Spinal cord stimulation involves transmission of electrical impulses to specific areas in your spinal cord through a stimulator. The electric currents from the spinal cord stimulator affect the spinal nerves and alter the transmission of pain signals to your brain. The currents block the brain's ability to sense pain in the stimulated areas, thus relieving pain without the side effects that medications can cause.
What is a Spinal Cord Stimulator?
A spinal cord stimulator is a device that sends electrical impulses to the areas of the spinal cord causing pain and interferes with the transmission of pain signals to the brain.

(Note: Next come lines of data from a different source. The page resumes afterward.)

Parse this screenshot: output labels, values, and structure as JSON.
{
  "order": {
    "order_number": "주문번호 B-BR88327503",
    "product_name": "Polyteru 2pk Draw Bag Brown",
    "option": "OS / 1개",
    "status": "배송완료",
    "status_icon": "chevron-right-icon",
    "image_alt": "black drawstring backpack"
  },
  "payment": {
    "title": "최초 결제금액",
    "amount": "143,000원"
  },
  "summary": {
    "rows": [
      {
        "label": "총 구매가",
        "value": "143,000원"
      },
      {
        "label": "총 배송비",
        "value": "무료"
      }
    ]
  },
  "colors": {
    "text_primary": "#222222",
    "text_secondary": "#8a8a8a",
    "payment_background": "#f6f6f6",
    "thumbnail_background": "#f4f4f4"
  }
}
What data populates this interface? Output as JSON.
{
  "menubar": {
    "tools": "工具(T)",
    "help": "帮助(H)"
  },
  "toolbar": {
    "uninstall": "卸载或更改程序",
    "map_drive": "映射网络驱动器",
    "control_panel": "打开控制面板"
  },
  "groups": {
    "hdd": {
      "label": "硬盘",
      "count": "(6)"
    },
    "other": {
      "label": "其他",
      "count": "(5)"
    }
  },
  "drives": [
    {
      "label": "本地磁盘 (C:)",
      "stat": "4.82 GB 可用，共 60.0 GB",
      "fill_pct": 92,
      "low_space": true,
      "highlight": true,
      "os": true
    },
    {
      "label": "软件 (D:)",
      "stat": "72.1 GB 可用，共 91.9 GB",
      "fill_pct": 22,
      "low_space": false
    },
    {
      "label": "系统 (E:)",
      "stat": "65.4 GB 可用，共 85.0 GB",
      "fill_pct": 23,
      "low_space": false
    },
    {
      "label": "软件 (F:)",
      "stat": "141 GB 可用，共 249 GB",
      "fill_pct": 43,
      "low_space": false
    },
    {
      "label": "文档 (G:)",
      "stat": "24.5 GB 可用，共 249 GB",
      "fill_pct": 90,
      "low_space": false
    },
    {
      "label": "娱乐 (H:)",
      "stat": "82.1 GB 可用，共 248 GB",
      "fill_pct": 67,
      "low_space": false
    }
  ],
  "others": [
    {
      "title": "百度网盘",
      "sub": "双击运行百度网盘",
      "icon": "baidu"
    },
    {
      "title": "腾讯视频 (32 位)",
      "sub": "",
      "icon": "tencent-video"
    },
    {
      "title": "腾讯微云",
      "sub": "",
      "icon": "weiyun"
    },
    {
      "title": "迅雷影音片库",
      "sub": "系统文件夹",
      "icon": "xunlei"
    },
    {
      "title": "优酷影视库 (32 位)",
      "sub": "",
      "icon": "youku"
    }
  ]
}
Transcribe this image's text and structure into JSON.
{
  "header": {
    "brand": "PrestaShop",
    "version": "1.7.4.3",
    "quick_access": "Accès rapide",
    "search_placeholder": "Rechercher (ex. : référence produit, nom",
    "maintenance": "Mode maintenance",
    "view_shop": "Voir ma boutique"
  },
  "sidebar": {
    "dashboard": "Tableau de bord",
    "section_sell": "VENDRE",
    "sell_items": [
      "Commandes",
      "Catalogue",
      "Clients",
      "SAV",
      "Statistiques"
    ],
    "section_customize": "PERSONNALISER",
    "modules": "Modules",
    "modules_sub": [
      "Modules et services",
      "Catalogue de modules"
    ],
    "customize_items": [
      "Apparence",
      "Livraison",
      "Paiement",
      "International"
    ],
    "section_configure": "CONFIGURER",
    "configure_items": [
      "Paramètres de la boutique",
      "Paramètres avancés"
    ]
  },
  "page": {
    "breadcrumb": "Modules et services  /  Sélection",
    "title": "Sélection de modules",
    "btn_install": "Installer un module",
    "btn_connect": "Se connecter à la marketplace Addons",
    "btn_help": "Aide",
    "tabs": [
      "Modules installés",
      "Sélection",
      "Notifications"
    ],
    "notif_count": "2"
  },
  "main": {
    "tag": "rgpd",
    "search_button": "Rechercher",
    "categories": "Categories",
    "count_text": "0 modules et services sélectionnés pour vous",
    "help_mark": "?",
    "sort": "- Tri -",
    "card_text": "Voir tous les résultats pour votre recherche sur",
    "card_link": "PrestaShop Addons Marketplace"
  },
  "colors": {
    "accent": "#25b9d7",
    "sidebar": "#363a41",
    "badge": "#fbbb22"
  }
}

It blocks the brain's ability to sense pain in the stimulated areas, thus relieving pain without the side effects that medications can cause. The electrical impulses can be targeted to specific locations and, as pain changes or improve, stimulation can be adjusted as necessary.
Indications for a Spinal Cord Stimulator
Nerve compression can cause back and leg pain. Among other causes, scar tissue around the nerves or chronic inflammation of the nerves such as arachnoiditis may cause leg and back pain.
When your neurosurgeon feels that open surgery to decompress the nerves is unlikely to help the pain, an operation to implant a spinal cord stimulator may be suggested.
Preparing for a Spinal Cord Stimulator
Before implanting a permanent stimulator, you will undergo a trial stimulation period to see if the stimulation helps relieve the pain. If it does, a permanent stimulator may be implanted.
Spinal Cord Stimulator Procedure
There are several ways of implanting the stimulator. The initial implantation of the trial is generally done when you are awake so that you can determine if the stimulator is covering the appropriate spot of the spinal cord and is giving you pain relief.
Either a paddle lead is placed over the spinal cord through a small open incision and removal of the lamina, or a lead is placed through the skin. The permanent implant will be fixed several days later if you achieve good pain relief with the trial stimulator.
Postoperative Care following the Insertion of a Spinal Cord Stimulator
You are generally discharged on the same day or the following day of the procedure. You should keep the wounds very clean and dry.
Risks and Complications of a Spinal Cord Stimulator
The risks of inserting a spinal cord stimulator are low. The potential risks may include bleeding, infection, injury to nerves, injured the spinal cord, paralysis, and death